Macroeconomics focuses on aggregate variables relevant for an entire national economy, or even the world economy.
The growing influence of international trade and finance on economies everywhere is increasingly incorporated into modern macroeconomic models. Macro policy addresses the total effects of changing taxes and government spending, or growth in the money supply.
Commonly agreed-upon normative goals of macro policy include:
High employment. People suffer when many workers cannot find jobs and many manufacturing plants and much machinery sit idle.
Price-level stability. If average prices are volatile, people may be uncertain about how much their wages will buy, or whether to consume now or invest in hopes of future returns.
Economic growth. People want higher incomes each year and most hope their children will be even more prosperous than they are.
Economic security is closely related to achieving these three goals. People want to retain their jobs and the good things they have.
Security may be threatened by such events as nuclear war or by changes in what society wants. The birth of the auto put buggy-whip braiders out of work and recently, powerful PCs devastated the markets for both typewriters and mainframe computing (e.g., IBM was dependent on mainframes and got into deep trouble. And how many people today even own a typewriter?)
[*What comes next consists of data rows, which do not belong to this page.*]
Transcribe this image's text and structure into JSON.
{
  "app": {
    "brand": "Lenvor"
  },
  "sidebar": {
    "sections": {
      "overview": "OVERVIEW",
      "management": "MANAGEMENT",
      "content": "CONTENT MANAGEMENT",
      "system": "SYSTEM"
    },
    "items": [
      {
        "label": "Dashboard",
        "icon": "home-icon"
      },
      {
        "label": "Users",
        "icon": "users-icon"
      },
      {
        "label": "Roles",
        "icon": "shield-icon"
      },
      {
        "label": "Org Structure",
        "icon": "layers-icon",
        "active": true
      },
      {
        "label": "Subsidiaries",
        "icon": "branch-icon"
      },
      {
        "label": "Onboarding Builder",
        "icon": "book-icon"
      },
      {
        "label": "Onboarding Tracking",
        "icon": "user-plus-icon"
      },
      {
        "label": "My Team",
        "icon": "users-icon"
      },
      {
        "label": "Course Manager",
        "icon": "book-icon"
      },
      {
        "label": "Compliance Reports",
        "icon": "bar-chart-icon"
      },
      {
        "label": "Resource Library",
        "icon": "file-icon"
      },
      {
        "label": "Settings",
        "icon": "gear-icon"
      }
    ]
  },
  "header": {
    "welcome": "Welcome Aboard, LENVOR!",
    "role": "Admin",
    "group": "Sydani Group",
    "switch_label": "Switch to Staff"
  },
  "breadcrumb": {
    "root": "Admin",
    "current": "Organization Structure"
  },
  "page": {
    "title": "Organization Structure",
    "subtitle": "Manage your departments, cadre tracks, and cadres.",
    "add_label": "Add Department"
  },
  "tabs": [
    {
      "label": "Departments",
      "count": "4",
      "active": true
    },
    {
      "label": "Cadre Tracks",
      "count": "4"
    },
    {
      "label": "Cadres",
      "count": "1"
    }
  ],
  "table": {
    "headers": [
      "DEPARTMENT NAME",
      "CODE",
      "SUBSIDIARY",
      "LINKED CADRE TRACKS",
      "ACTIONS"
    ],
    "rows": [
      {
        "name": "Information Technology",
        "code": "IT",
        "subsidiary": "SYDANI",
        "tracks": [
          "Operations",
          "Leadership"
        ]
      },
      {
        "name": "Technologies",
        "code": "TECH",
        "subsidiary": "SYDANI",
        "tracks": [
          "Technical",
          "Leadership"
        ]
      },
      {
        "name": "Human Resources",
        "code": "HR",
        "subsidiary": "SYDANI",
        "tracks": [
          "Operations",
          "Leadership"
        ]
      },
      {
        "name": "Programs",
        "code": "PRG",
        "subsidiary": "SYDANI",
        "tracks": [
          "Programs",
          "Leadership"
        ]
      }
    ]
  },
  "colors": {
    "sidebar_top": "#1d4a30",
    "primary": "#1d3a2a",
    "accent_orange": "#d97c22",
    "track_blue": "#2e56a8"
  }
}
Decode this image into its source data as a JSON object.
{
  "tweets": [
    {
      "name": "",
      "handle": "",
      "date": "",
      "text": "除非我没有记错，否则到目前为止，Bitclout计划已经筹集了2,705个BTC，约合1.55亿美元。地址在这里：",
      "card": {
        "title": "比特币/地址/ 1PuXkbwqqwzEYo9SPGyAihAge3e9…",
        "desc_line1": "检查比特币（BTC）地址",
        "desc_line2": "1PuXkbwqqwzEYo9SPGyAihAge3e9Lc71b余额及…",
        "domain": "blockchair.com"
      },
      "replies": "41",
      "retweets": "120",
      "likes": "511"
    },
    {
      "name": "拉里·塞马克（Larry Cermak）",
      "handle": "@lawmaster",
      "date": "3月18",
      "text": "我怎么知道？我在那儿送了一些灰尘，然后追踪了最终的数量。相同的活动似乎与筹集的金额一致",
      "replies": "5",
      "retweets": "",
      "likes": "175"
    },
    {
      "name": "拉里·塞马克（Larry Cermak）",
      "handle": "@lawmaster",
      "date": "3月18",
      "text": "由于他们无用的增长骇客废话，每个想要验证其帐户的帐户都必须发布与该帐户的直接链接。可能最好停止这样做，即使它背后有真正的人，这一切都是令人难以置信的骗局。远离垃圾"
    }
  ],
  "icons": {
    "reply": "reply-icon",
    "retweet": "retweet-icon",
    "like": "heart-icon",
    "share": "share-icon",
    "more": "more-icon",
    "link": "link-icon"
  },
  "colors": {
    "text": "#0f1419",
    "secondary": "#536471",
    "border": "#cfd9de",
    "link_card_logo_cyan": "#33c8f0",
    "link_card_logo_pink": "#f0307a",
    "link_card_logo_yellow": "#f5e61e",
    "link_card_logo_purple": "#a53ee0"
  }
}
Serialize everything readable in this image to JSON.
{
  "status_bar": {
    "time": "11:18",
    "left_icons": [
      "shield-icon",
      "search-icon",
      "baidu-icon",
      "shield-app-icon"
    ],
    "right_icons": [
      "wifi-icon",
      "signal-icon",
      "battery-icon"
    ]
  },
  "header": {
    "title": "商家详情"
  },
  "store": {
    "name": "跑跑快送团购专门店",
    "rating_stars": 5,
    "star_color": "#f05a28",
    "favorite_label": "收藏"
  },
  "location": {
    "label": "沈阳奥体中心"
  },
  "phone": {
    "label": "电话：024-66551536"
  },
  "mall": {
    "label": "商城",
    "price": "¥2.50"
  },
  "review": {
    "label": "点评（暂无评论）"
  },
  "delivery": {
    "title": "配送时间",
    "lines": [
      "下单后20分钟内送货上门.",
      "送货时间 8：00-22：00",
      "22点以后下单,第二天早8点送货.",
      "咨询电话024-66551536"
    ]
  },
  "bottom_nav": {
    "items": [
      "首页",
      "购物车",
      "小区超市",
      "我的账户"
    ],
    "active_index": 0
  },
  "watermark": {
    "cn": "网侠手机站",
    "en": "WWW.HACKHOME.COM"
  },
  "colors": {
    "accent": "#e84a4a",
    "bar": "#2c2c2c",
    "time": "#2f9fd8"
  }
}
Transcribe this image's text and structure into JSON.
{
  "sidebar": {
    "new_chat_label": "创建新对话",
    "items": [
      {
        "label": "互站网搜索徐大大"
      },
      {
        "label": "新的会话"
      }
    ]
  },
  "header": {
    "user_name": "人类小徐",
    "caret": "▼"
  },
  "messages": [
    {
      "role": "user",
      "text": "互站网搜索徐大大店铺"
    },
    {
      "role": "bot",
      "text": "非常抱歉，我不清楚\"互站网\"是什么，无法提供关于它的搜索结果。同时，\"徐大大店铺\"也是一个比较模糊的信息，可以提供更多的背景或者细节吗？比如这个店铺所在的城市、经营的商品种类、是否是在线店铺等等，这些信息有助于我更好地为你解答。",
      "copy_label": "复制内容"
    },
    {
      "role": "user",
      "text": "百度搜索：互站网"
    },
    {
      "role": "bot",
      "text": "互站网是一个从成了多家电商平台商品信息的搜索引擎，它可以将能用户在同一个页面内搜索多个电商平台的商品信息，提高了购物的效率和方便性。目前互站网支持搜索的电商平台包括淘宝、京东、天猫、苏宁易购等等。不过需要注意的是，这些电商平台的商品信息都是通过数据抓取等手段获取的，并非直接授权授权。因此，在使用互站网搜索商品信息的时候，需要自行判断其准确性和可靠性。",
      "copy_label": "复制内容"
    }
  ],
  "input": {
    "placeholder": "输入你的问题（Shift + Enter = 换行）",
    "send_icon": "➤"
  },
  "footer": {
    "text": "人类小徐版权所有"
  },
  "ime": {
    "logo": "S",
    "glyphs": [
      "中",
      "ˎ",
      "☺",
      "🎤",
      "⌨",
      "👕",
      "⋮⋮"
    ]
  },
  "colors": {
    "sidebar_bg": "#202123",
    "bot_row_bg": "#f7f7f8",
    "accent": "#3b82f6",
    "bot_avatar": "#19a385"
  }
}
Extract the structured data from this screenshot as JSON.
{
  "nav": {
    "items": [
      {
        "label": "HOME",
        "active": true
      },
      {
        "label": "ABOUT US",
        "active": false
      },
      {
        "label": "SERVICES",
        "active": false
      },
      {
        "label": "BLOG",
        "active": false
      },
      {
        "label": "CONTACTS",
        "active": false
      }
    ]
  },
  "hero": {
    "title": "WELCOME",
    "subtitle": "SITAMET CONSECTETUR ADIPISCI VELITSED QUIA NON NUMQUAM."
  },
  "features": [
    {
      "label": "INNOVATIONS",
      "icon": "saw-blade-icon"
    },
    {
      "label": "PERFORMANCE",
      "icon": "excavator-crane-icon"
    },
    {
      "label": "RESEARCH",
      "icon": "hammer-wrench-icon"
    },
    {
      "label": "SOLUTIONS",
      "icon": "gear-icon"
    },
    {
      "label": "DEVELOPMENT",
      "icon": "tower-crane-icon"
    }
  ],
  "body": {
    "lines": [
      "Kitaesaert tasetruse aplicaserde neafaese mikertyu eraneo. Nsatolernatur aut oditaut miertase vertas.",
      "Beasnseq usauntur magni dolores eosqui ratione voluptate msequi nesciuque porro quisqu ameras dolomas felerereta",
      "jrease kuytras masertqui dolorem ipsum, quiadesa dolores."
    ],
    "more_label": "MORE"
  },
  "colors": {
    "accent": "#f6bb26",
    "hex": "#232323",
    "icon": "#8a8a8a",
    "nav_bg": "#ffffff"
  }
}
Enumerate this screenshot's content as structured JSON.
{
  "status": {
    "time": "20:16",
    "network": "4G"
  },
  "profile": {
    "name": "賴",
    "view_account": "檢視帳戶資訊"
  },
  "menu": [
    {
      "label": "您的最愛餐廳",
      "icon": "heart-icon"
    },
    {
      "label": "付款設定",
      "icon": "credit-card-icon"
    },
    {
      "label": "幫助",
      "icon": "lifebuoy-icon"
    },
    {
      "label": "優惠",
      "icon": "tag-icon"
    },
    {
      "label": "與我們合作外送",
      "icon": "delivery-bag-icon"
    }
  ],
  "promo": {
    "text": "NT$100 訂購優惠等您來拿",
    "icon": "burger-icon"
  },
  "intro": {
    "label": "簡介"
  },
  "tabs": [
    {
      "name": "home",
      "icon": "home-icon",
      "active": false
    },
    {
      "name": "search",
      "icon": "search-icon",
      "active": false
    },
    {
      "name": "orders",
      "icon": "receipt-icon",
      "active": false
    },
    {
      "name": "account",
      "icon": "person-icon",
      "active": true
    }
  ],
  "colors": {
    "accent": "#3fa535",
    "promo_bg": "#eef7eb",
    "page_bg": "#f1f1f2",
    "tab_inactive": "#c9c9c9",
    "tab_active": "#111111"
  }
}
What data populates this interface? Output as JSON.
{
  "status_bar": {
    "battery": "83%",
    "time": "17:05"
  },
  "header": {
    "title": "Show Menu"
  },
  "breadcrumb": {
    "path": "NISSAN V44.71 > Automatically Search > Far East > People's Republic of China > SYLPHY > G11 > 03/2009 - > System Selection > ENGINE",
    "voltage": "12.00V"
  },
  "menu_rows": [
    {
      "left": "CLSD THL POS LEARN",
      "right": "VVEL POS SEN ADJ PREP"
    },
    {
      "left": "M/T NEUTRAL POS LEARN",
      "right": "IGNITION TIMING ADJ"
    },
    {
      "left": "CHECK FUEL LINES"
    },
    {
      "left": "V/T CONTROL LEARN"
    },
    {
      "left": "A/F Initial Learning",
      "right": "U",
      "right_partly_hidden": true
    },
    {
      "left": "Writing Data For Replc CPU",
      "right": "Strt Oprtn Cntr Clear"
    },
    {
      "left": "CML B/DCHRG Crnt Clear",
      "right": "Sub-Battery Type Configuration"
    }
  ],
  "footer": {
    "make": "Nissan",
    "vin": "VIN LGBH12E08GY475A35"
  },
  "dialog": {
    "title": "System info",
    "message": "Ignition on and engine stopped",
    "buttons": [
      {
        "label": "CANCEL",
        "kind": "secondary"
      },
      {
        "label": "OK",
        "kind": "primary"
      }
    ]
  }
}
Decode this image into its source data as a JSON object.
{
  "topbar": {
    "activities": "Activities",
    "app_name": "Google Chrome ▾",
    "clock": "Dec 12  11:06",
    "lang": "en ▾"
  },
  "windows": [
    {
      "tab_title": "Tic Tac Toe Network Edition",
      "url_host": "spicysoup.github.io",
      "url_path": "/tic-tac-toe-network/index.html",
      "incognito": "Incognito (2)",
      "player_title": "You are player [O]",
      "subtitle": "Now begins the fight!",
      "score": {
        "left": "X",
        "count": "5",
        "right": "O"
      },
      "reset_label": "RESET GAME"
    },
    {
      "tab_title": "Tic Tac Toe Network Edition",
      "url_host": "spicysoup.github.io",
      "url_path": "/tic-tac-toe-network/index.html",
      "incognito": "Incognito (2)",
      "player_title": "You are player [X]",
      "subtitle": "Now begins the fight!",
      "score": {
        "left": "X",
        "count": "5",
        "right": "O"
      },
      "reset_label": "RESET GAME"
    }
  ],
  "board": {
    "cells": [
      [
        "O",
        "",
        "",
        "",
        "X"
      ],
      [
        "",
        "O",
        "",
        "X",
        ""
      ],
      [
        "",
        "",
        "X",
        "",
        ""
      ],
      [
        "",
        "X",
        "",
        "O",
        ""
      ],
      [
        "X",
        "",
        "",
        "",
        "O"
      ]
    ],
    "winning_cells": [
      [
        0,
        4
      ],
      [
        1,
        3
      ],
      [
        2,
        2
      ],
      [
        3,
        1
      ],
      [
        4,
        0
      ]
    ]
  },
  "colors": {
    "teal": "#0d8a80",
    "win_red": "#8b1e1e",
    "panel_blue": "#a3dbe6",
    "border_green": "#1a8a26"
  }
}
We mentioned earlier that nominal (monetary) prices significantly affect behavior only when translated into relative prices. Thus, for example, inflation (a hike in average monetary prices) is a problem only if it distorts relative prices or redistributes income. But inflation always disrupts both, and it can stunt economic growth as well, so it is a major concern for macro policymakers.